Birds Of Prey Director Admits She Didn’t Have Creative Control On The Film

Birds of Prey

When Birds of Prey landed with a thud at the box office last year, becoming the lowest-grossing entry in the DCEU by some distance after barely scraping past $200 million globally, nobody could have predicted that it would finish 2020 as the most commercially successful comic book blockbuster of the year, comfortably out-earning Wonder Woman 1984.

And while fans might’ve celebrating long before Gal Gadot returned to the big screen as Diana Prince, Cathy Yan’s female-driven spinoff didn’t have the Coronavirus pandemic to blame for its underwhelming numbers. It looked as though most audiences simply weren’t interested, and the R-rating ultimately did more harm than help in terms of the movie’s commercial prospects.

Of course, before Birds of Prey was even released, it was revealed that John Wick‘s Chad Stahelski was helming reshoots designed to punch up the quality of the action, and the longtime stunt choreographer turned acclaimed filmmaker’s fingerprints are very much noticeable in several of the set pieces. Still, though Harley Quinn’s solo movie isn’t the worst entry in the shared universe, it just didn’t seem to tick a lot of boxes for most fans.

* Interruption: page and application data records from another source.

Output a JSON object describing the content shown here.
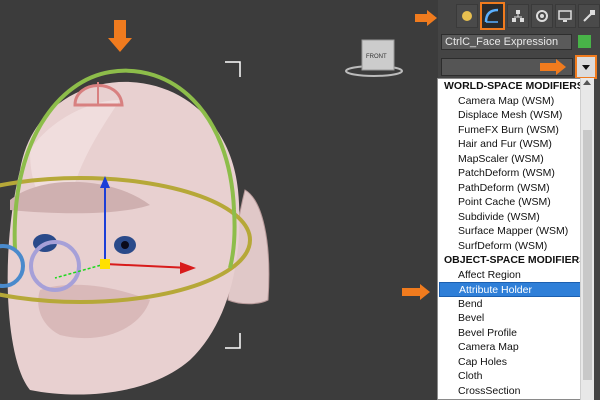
{
  "viewport": {
    "label": "viewport",
    "cube_label": "FRONT"
  },
  "command_panel": {
    "tabs": [
      {
        "icon": "modify-icon",
        "active": true
      },
      {
        "icon": "hierarchy-icon",
        "active": false
      },
      {
        "icon": "motion-icon",
        "active": false
      },
      {
        "icon": "display-icon",
        "active": false
      },
      {
        "icon": "utilities-icon",
        "active": false
      }
    ],
    "object_name": "CtrlC_Face Expression",
    "object_color": "#48b348",
    "modifier_list_value": ""
  },
  "modifier_list": [
    {
      "label": "WORLD-SPACE MODIFIERS",
      "type": "header"
    },
    {
      "label": "Camera Map (WSM)",
      "type": "item"
    },
    {
      "label": "Displace Mesh (WSM)",
      "type": "item"
    },
    {
      "label": "FumeFX Burn (WSM)",
      "type": "item"
    },
    {
      "label": "Hair and Fur (WSM)",
      "type": "item"
    },
    {
      "label": "MapScaler (WSM)",
      "type": "item"
    },
    {
      "label": "PatchDeform (WSM)",
      "type": "item"
    },
    {
      "label": "PathDeform (WSM)",
      "type": "item"
    },
    {
      "label": "Point Cache (WSM)",
      "type": "item"
    },
    {
      "label": "Subdivide (WSM)",
      "type": "item"
    },
    {
      "label": "Surface Mapper (WSM)",
      "type": "item"
    },
    {
      "label": "SurfDeform (WSM)",
      "type": "item"
    },
    {
      "label": "OBJECT-SPACE MODIFIERS",
      "type": "header"
    },
    {
      "label": "Affect Region",
      "type": "item"
    },
    {
      "label": "Attribute Holder",
      "type": "item",
      "selected": true
    },
    {
      "label": "Bend",
      "type": "item"
    },
    {
      "label": "Bevel",
      "type": "item"
    },
    {
      "label": "Bevel Profile",
      "type": "item"
    },
    {
      "label": "Camera Map",
      "type": "item"
    },
    {
      "label": "Cap Holes",
      "type": "item"
    },
    {
      "label": "Cloth",
      "type": "item"
    },
    {
      "label": "CrossSection",
      "type": "item"
    }
  ],
  "colors": {
    "highlight_arrow": "#f07b1e",
    "selection": "#2f7fd8"
  }
}
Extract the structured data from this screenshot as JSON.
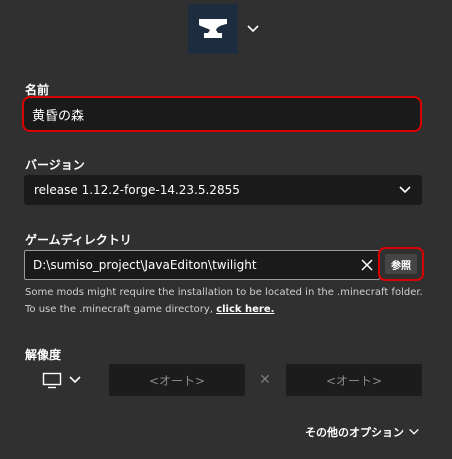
{
  "profile_icon": {
    "icon": "anvil-icon",
    "tile_color": "#1d2d3f",
    "chevron": "chevron-down-icon"
  },
  "name": {
    "label": "名前",
    "value": "黄昏の森"
  },
  "version": {
    "label": "バージョン",
    "selected": "release 1.12.2-forge-14.23.5.2855"
  },
  "game_directory": {
    "label": "ゲームディレクトリ",
    "value": "D:\\sumiso_project\\JavaEditon\\twilight",
    "browse_label": "参照",
    "help_text": "Some mods might require the installation to be located in the .minecraft folder. To use the .minecraft game directory, ",
    "help_link": "click here."
  },
  "resolution": {
    "label": "解像度",
    "width_placeholder": "<オート>",
    "height_placeholder": "<オート>",
    "separator": "✕"
  },
  "more_options": {
    "label": "その他のオプション"
  },
  "colors": {
    "background": "#303030",
    "field": "#1a1a1a",
    "highlight_red": "#d80000"
  }
}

In a recent interview, Yan opened up about making the pic and admitted that she didn’t have much say in the final edit, with the majority of the creative decisions being taken by the Warner Bros. hierarchy, which shouldn’t come as a surprise to anyone familiar with how Suicide Squad and Justice League turned out.

“I think when you’re dealing with a budget like Birds of Prey had and the sort of pressures of a studio, especially a studio that is undergoing a lot of change, inevitably you end up having to compromise and fight for stuff. And you win some and you lose a lot. It’s just kind of how it is. I would have loved to have more control over the edit. But that’s just kind of how it is. I don’t know if there’s a Cathy Yan cut out there, but I think for any filmmaker, all of us are in it because we want to express ourselves as wholly as possible. And to match what you ultimately see on screen with what’s in our head.”

Yan isn’t blaming the studio, though, and she’s smart enough to know that these things happen when a relatively untested director is handed $100 million to deliver a superhero blockbuster like Birds of Prey, especially when WB have so much history when it comes to meddling in the affairs of the DCEU.